Task
Each entry below is to be printed verbatim.

Record excerpts
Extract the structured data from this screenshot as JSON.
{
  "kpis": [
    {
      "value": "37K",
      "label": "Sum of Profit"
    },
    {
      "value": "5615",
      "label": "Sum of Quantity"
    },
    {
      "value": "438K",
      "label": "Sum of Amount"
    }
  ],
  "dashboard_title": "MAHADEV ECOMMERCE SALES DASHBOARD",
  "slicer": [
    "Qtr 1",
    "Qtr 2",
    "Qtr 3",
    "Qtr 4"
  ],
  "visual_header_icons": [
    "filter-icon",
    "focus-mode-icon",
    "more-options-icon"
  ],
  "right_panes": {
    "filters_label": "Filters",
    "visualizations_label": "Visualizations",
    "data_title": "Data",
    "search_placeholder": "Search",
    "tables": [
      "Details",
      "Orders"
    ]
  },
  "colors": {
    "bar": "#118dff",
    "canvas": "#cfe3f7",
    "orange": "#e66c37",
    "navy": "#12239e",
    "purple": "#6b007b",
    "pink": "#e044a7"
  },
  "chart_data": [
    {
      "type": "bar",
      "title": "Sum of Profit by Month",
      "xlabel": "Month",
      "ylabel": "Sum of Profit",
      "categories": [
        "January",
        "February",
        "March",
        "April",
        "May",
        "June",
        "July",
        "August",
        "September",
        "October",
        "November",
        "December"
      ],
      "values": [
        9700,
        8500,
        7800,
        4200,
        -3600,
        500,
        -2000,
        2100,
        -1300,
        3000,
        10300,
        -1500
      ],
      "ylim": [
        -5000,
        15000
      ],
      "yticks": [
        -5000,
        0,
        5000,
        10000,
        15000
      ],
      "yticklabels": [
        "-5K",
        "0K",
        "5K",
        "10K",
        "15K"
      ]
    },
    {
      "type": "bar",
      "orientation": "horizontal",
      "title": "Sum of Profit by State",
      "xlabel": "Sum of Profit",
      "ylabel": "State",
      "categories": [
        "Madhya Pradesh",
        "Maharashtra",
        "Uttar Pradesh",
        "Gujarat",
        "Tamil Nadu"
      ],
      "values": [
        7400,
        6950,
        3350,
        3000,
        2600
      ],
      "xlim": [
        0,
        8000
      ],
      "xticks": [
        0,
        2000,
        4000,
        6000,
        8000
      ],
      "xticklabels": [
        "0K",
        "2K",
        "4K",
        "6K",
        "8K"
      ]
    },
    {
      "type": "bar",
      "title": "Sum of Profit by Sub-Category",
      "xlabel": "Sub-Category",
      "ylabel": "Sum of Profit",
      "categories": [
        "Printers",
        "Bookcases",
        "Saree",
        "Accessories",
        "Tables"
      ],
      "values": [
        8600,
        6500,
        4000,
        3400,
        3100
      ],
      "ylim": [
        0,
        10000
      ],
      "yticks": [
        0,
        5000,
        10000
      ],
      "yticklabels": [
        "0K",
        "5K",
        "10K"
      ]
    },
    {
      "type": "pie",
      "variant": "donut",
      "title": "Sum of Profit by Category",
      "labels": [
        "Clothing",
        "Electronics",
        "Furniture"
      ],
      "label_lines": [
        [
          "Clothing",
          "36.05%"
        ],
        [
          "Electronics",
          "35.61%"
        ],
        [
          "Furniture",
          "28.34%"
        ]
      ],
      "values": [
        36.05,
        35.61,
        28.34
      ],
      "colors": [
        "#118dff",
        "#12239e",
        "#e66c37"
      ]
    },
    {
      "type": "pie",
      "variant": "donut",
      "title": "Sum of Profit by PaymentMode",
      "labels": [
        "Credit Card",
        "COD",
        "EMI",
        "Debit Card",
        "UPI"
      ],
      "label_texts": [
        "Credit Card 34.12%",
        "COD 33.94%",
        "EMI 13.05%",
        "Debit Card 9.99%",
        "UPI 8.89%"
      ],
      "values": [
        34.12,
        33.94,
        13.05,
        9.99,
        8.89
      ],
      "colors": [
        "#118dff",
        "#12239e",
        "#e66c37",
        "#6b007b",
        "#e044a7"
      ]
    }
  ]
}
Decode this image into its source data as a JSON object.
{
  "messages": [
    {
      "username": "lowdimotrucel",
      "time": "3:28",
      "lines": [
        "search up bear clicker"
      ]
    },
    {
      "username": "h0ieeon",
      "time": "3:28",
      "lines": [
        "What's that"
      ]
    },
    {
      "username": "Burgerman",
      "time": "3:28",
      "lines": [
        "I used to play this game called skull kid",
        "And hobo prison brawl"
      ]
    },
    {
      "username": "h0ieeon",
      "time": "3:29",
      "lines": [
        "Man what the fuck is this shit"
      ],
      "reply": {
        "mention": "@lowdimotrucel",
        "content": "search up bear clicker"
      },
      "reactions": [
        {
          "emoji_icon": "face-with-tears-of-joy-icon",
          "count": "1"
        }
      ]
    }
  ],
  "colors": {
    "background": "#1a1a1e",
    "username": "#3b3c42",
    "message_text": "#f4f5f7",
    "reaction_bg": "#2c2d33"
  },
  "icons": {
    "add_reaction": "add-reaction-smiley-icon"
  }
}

Exercise response
Extract the structured data from this screenshot as JSON.
{
  "kpis": [
    {
      "value": "37K",
      "label": "Sum of Profit"
    },
    {
      "value": "5615",
      "label": "Sum of Quantity"
    },
    {
      "value": "438K",
      "label": "Sum of Amount"
    }
  ],
  "dashboard_title": "MAHADEV ECOMMERCE SALES DASHBOARD",
  "slicer": [
    "Qtr 1",
    "Qtr 2",
    "Qtr 3",
    "Qtr 4"
  ],
  "visual_header_icons": [
    "filter-icon",
    "focus-mode-icon",
    "more-options-icon"
  ],
  "right_panes": {
    "filters_label": "Filters",
    "visualizations_label": "Visualizations",
    "data_title": "Data",
    "search_placeholder": "Search",
    "tables": [
      "Details",
      "Orders"
    ]
  },
  "colors": {
    "bar": "#118dff",
    "canvas": "#cfe3f7",
    "orange": "#e66c37",
    "navy": "#12239e",
    "purple": "#6b007b",
    "pink": "#e044a7"
  },
  "chart_data": [
    {
      "type": "bar",
      "title": "Sum of Profit by Month",
      "xlabel": "Month",
      "ylabel": "Sum of Profit",
      "categories": [
        "January",
        "February",
        "March",
        "April",
        "May",
        "June",
        "July",
        "August",
        "September",
        "October",
        "November",
        "December"
      ],
      "values": [
        9700,
        8500,
        7800,
        4200,
        -3600,
        500,
        -2000,
        2100,
        -1300,
        3000,
        10300,
        -1500
      ],
      "ylim": [
        -5000,
        15000
      ],
      "yticks": [
        -5000,
        0,
        5000,
        10000,
        15000
      ],
      "yticklabels": [
        "-5K",
        "0K",
        "5K",
        "10K",
        "15K"
      ]
    },
    {
      "type": "bar",
      "orientation": "horizontal",
      "title": "Sum of Profit by State",
      "xlabel": "Sum of Profit",
      "ylabel": "State",
      "categories": [
        "Madhya Pradesh",
        "Maharashtra",
        "Uttar Pradesh",
        "Gujarat",
        "Tamil Nadu"
      ],
      "values": [
        7400,
        6950,
        3350,
        3000,
        2600
      ],
      "xlim": [
        0,
        8000
      ],
      "xticks": [
        0,
        2000,
        4000,
        6000,
        8000
      ],
      "xticklabels": [
        "0K",
        "2K",
        "4K",
        "6K",
        "8K"
      ]
    },
    {
      "type": "bar",
      "title": "Sum of Profit by Sub-Category",
      "xlabel": "Sub-Category",
      "ylabel": "Sum of Profit",
      "categories": [
        "Printers",
        "Bookcases",
        "Saree",
        "Accessories",
        "Tables"
      ],
      "values": [
        8600,
        6500,
        4000,
        3400,
        3100
      ],
      "ylim": [
        0,
        10000
      ],
      "yticks": [
        0,
        5000,
        10000
      ],
      "yticklabels": [
        "0K",
        "5K",
        "10K"
      ]
    },
    {
      "type": "pie",
      "variant": "donut",
      "title": "Sum of Profit by Category",
      "labels": [
        "Clothing",
        "Electronics",
        "Furniture"
      ],
      "label_lines": [
        [
          "Clothing",
          "36.05%"
        ],
        [
          "Electronics",
          "35.61%"
        ],
        [
          "Furniture",
          "28.34%"
        ]
      ],
      "values": [
        36.05,
        35.61,
        28.34
      ],
      "colors": [
        "#118dff",
        "#12239e",
        "#e66c37"
      ]
    },
    {
      "type": "pie",
      "variant": "donut",
      "title": "Sum of Profit by PaymentMode",
      "labels": [
        "Credit Card",
        "COD",
        "EMI",
        "Debit Card",
        "UPI"
      ],
      "label_texts": [
        "Credit Card 34.12%",
        "COD 33.94%",
        "EMI 13.05%",
        "Debit Card 9.99%",
        "UPI 8.89%"
      ],
      "values": [
        34.12,
        33.94,
        13.05,
        9.99,
        8.89
      ],
      "colors": [
        "#118dff",
        "#12239e",
        "#e66c37",
        "#6b007b",
        "#e044a7"
      ]
    }
  ]
}
Decode this image into its source data as a JSON object.
{
  "messages": [
    {
      "username": "lowdimotrucel",
      "time": "3:28",
      "lines": [
        "search up bear clicker"
      ]
    },
    {
      "username": "h0ieeon",
      "time": "3:28",
      "lines": [
        "What's that"
      ]
    },
    {
      "username": "Burgerman",
      "time": "3:28",
      "lines": [
        "I used to play this game called skull kid",
        "And hobo prison brawl"
      ]
    },
    {
      "username": "h0ieeon",
      "time": "3:29",
      "lines": [
        "Man what the fuck is this shit"
      ],
      "reply": {
        "mention": "@lowdimotrucel",
        "content": "search up bear clicker"
      },
      "reactions": [
        {
          "emoji_icon": "face-with-tears-of-joy-icon",
          "count": "1"
        }
      ]
    }
  ],
  "colors": {
    "background": "#1a1a1e",
    "username": "#3b3c42",
    "message_text": "#f4f5f7",
    "reaction_bg": "#2c2d33"
  },
  "icons": {
    "add_reaction": "add-reaction-smiley-icon"
  }
}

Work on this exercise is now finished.